He has assembled a team of some 60 journalists and his fearless brand of investigative journalism is shaking up the establishment.
Even in New Zealand, where the mediascape is fairly dire with hundreds of jobs cut in recent years — and a loss of 180 jobs in a recent shake-up at Fairfax New Zealand, the country’s biggest news publisher, there are stunningly innovative things happening.
The main independent New Zealand media group Scoop Media — and we at AUT’s Pacific Media Centre have a partnership project with them, Pacific Scoop – has launched a new crowdfunding business model and established a Scoop Foundation for Public Interest Journalism. The inititiative by Selwyn Manning in launching Evening Report web portal has also been significant.
Pacific Scoop talks to Dr David Robie. Video: Pacific Media Centre
This brings me to the achievements of the University of the South Pacific and its talented new crop of graduates. Close to 200 USP journalism graduates are now contributing to the Fiji and the Pacific region’s media and related careers.
Through its long-standing award-winning newspaper Wansolwara — now 19 years old, surely a remarkable accomplishment for any journalism school in the Australasian and Pacific arena, the student journalists have played an important role in independent, engaging and truth-seeking journalism.

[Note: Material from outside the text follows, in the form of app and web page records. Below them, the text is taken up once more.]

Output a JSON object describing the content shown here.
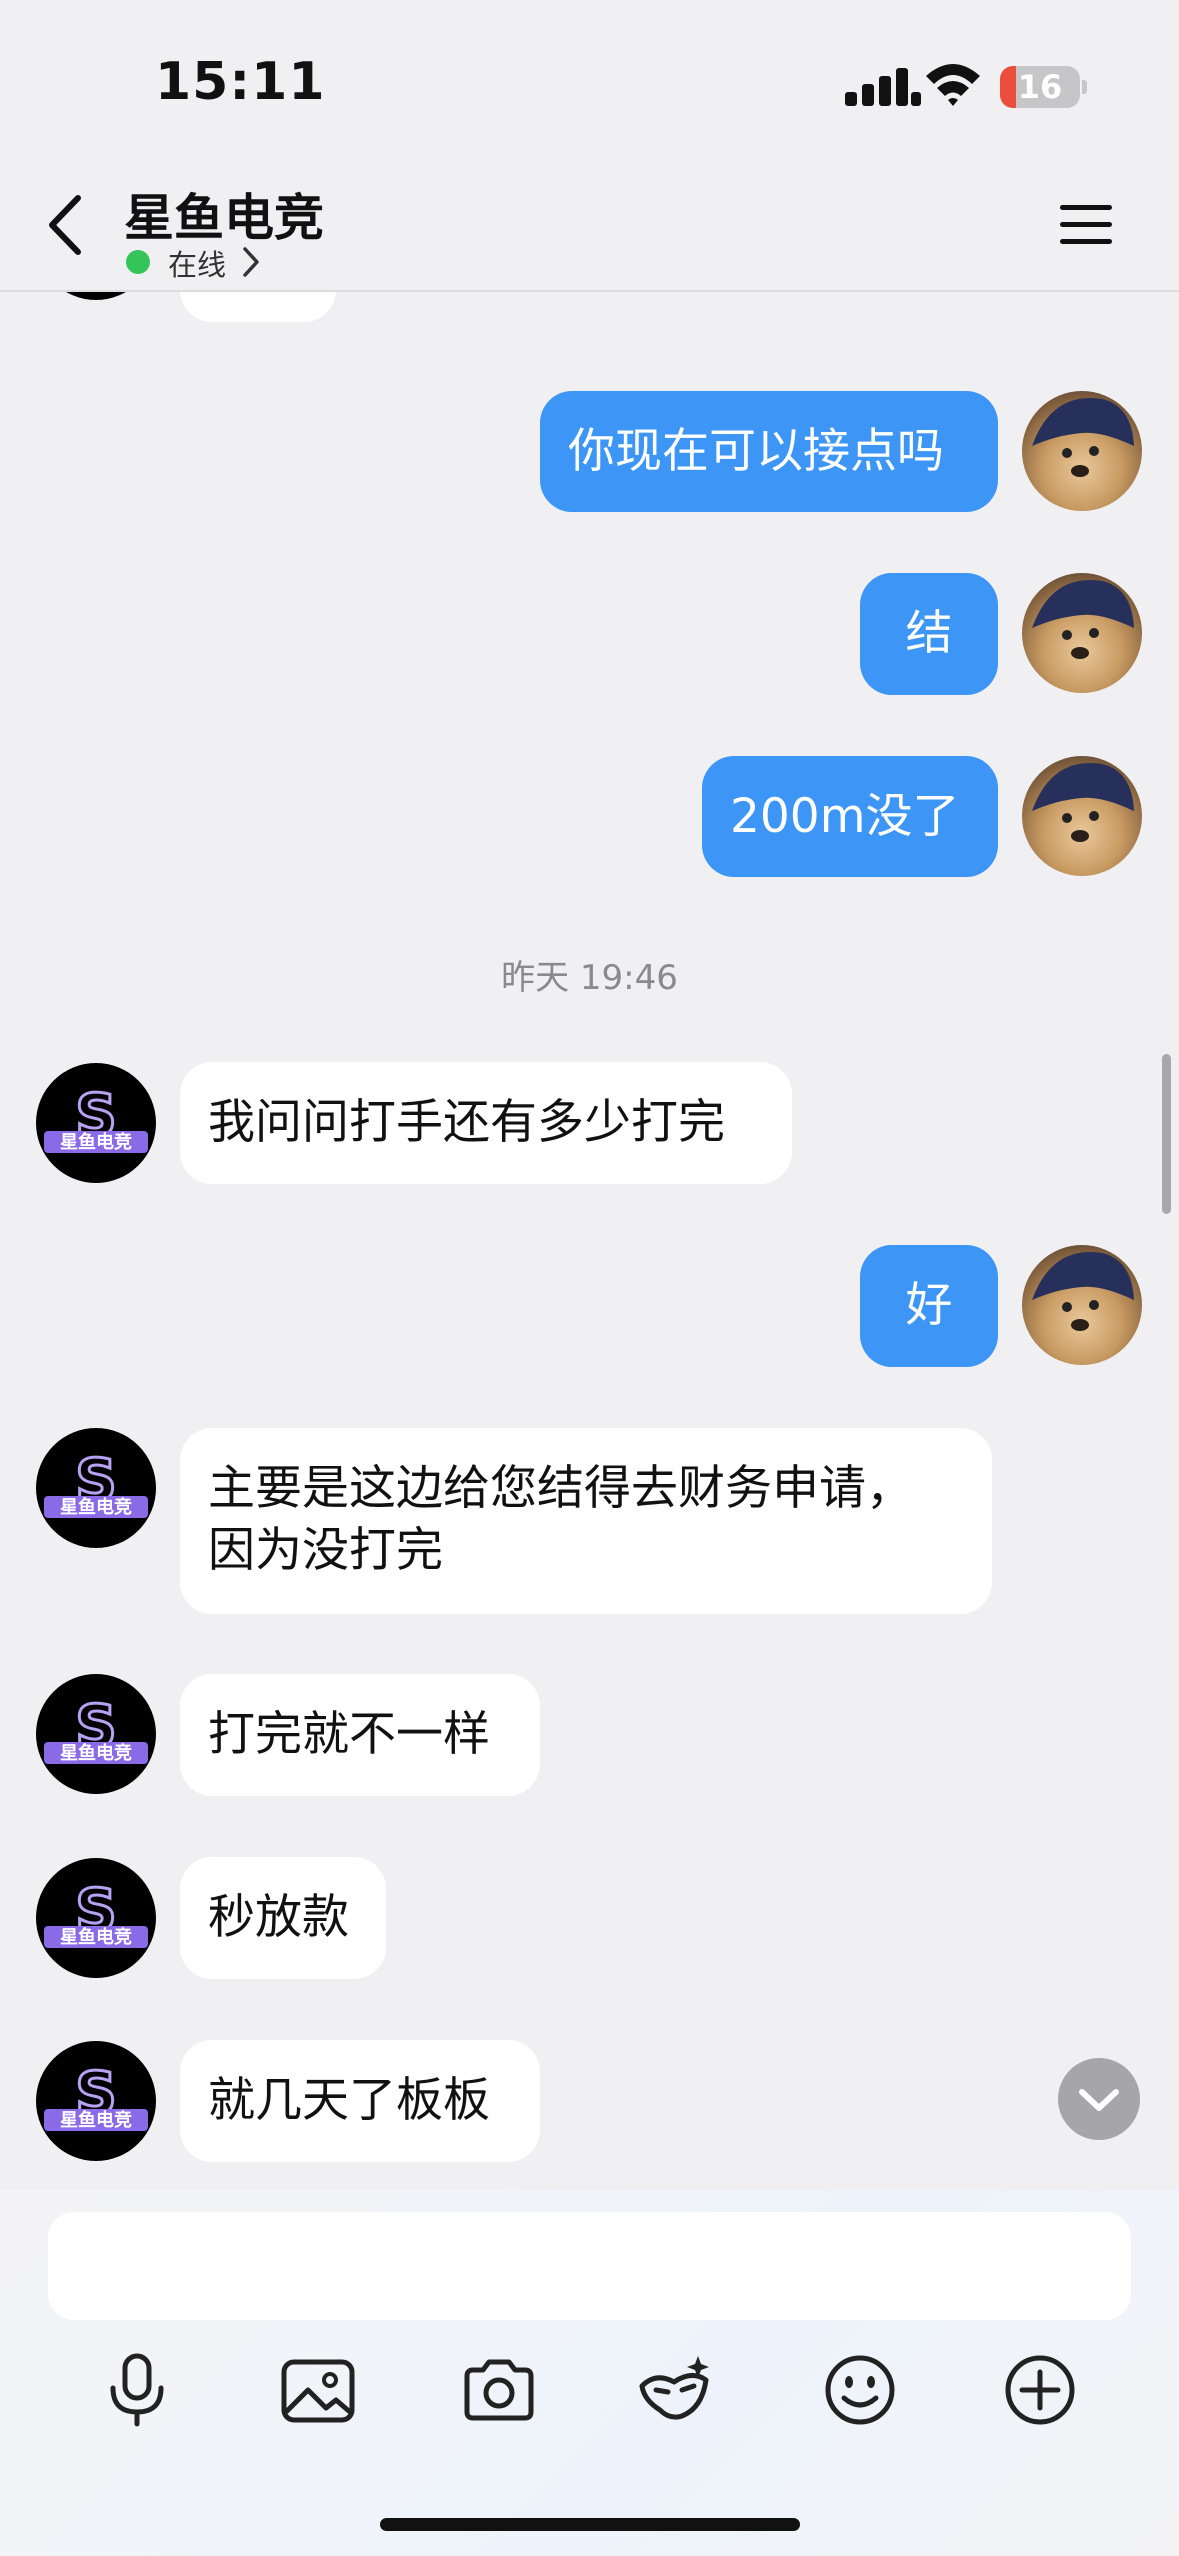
{
  "status_bar": {
    "time": "15:11",
    "battery": "16"
  },
  "header": {
    "title": "星鱼电竞",
    "status": "在线"
  },
  "messages": {
    "m0": "你现在可以接点吗",
    "m1": "结",
    "m2": "200m没了",
    "timestamp": "昨天 19:46",
    "m3": "我问问打手还有多少打完",
    "m4": "好",
    "m5": "主要是这边给您结得去财务申请，\n因为没打完",
    "m6": "打完就不一样",
    "m7": "秒放款",
    "m8": "就几天了板板"
  },
  "avatars": {
    "contact": "星鱼电竞",
    "brand_letter": "S"
  },
  "toolbar": {
    "icons": [
      "microphone-icon",
      "image-icon",
      "camera-icon",
      "mask-icon",
      "emoji-icon",
      "plus-icon"
    ]
  },
  "colors": {
    "outgoing": "#3d95f5",
    "incoming": "#ffffff",
    "online": "#35c45a",
    "background": "#f0f0f2"
  }
}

Personally, I shall always remember with pride my experiences with USP and Wansolwara over the five years I was with the campus — the longest by far of any expatriate educator. Wansolwara was founded by student editor Stan Simpson and lecturer Dr Philip Cass. And Pat Craddock of the USP Media Centre was another key person in building up the programme.
One of the highlights for me was the reporting of the George Speight coup in May 2000 by the courageous USP students. They won many awards for this.
It was thanks to the groundwork and experience that I gained at both USP and previously UPNG as a journalist turned academic that I was able to go to the next level at the Pacific Media Centre.
Blending media studies, journalism
There I have been able to blend some of the best elements of academic media studies and practical journalism that makes a difference.
A tribute too to Dr Shailendra Singh and his team, Irene Manarae, Eliki Drugunalevu and Dr Olivier Jutel. Shailen was recently the first home-grown academic at USP to gain a PhD in journalism at the University of Queensland with the first major survey of the Fiji mediascape for more than a decade. Congratulations Shailendr for a very fine thesis!
My concluding message to graduating student journalists is that no matter what government, political or industry pressure you face, you should hold on strongly to your core values of truth, accuracy, honesty and courage in the public interest.
Our communities deserve the best from their media in these deceitful times. University media are among the few that can still be trusted and they should do their best to contribute to democracy with integrity.
So go for it and change the world to the way it should be!
This second part of Dr David Robie’s speech was first published by the Pacific Institute of Public Policy website. His history of Pacific journalism schools was published by USP as Mekim Nius: South Pacific Media, Politics and Education available on Tuwhera open access here.